"Just remember, what you are seeing and what you are reading is not what's happening," Trump said. "Just stick with us, don't believe the crap you see from these people, the fake news."
After delivering his remarks, Trump pointed out reporters covering his speech, leading to boos and hisses from scores of veterans in attendance.
Attacking the media isn't new for a president who constantly uses the phrase "fake news" in an attempt to delegitimize certain media outlets and their stories. But as critics pointed out following the speech, Trump's comments closely echoed a quote from George Orwell's dystopian novel 1984, about a future society oppressed by a powerful government led by a cult-like figure only known as "Big Brother."
Ben Kesling, a Marine Corps veteran who covers veterans issues for the Wall Street Journal, was among the many critical of Trump's attempt to paint journalists covering his speech in a negative light.
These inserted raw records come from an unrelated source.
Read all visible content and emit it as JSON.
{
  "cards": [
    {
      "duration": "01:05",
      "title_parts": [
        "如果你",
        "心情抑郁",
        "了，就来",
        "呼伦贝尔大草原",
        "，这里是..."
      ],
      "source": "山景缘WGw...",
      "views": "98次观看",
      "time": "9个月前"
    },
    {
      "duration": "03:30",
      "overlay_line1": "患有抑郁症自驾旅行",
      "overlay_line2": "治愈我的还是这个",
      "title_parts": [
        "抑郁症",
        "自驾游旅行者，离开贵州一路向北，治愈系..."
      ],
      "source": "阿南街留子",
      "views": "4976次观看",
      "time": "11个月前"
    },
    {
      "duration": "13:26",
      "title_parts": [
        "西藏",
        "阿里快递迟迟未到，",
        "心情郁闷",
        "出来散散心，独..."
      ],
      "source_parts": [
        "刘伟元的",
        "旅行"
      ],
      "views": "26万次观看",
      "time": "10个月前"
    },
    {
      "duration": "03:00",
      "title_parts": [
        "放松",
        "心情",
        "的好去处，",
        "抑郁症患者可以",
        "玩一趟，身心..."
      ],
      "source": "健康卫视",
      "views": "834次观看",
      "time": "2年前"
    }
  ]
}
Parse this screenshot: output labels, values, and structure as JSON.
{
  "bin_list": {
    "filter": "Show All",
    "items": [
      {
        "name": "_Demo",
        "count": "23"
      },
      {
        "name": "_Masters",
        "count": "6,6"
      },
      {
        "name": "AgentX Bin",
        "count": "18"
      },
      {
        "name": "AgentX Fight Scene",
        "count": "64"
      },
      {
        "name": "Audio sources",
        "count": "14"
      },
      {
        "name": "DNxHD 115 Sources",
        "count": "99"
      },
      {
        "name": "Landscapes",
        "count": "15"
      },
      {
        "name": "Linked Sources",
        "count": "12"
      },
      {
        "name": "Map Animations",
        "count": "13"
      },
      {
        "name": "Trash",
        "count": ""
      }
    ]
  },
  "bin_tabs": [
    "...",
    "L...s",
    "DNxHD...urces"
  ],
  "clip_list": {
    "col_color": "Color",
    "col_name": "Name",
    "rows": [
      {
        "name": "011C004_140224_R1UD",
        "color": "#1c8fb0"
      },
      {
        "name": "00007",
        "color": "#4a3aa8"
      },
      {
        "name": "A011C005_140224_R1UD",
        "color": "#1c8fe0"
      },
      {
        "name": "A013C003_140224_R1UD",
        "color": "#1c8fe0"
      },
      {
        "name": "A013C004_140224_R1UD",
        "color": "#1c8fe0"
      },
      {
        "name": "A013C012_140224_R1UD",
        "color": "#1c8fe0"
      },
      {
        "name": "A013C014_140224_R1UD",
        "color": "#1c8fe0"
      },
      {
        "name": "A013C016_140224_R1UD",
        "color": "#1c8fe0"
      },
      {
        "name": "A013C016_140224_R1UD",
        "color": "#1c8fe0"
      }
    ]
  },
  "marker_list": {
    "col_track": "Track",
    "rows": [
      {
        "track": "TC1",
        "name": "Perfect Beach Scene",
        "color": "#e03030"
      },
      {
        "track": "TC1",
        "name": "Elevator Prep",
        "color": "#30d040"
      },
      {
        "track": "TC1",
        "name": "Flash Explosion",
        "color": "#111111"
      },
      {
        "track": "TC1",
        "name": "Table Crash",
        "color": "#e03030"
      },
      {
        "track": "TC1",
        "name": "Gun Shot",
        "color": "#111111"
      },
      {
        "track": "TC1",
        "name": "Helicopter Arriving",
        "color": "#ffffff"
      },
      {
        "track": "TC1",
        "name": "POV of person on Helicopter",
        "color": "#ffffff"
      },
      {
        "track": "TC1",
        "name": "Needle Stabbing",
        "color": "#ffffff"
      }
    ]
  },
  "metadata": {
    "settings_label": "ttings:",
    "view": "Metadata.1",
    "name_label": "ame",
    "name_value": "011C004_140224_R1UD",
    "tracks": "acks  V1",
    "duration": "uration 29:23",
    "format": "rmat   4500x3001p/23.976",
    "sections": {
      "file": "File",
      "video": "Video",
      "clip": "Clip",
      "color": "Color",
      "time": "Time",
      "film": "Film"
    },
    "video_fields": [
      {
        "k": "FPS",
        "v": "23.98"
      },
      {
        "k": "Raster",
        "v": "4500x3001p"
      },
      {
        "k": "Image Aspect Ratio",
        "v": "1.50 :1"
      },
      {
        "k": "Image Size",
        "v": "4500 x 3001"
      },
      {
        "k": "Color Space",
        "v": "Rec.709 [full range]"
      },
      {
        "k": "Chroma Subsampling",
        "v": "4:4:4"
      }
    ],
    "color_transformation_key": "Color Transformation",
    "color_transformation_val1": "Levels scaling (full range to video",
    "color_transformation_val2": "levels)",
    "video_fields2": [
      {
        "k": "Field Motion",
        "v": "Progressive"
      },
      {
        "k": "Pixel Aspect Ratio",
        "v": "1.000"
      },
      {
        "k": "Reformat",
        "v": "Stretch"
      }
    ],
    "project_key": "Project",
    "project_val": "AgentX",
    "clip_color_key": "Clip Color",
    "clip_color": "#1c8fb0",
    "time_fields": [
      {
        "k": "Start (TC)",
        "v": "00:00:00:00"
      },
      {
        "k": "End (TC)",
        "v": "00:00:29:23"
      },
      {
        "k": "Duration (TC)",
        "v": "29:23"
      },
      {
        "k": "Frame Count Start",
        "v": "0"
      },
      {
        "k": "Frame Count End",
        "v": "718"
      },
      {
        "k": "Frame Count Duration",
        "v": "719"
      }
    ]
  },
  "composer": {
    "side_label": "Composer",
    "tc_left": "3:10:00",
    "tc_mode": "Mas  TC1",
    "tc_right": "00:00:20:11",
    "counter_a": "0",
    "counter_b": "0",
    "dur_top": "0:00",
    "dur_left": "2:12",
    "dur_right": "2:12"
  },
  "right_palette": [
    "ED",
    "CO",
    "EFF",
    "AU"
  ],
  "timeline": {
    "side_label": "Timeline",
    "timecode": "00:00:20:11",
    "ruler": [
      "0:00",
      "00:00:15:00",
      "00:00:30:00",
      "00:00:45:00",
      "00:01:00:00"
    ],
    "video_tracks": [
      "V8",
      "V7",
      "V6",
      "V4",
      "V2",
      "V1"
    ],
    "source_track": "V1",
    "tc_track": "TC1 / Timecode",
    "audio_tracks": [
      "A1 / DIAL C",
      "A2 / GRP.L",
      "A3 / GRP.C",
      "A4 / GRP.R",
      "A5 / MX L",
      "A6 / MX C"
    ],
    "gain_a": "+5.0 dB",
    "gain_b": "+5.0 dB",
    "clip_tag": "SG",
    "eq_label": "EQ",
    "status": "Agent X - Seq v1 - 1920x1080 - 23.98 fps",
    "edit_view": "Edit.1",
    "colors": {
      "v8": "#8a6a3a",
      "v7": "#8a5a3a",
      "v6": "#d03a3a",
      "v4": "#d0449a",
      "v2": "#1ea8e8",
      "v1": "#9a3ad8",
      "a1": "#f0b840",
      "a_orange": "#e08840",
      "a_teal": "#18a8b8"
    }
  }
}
"This morning I attended a House VA Committee hearing in order to make sure VA officials answered my questions abut the claims appeals process and complaints that it isn't serving vets properly," Kesling wrote.
Philip Rucker, the Washington Post's White House bureau chief who was also in attendance, said not all the veterans joined in with Trump's attack on the media.
In the speech, Trump was attempting to defend his aggressive policy of adding tariffs on foreign imports in retaliation for what his administration calls unfair trade practices from China, the European Union, Mexico and Canada. These trade disputes have ended up hurting many industries, including Midwest farmers impacted after China retaliated with its own tariffs on soybeans and pork.
The aggressive policies have also hurt newspaper companies, including the Philadelphia Media Network, which publishes the Philadelphia Inquirer, the Daily News and Philly.com. The Trump administration's tariff on Canadian newsprint, which benefits a New York private equity firm that owns a single paper mill in Longview, Wash., has pushed up prices in the United States by about 30 percent.
Tuesday morning, Trump's administration announced a new $12 billion plan to provide direct assistance to farmers impact by the trade disputes. Officials told the Associated Press the plan wouldn't need congressional approval and would come through a wing of the Agriculture Department that managed agricultural prices.
Among the critics of the plan were several Republicans, including Sen. Bob Corker (R., Tenn.), who called the policy "incoherent" while pushing for Congress to block the president's tariffs on U.S. allies.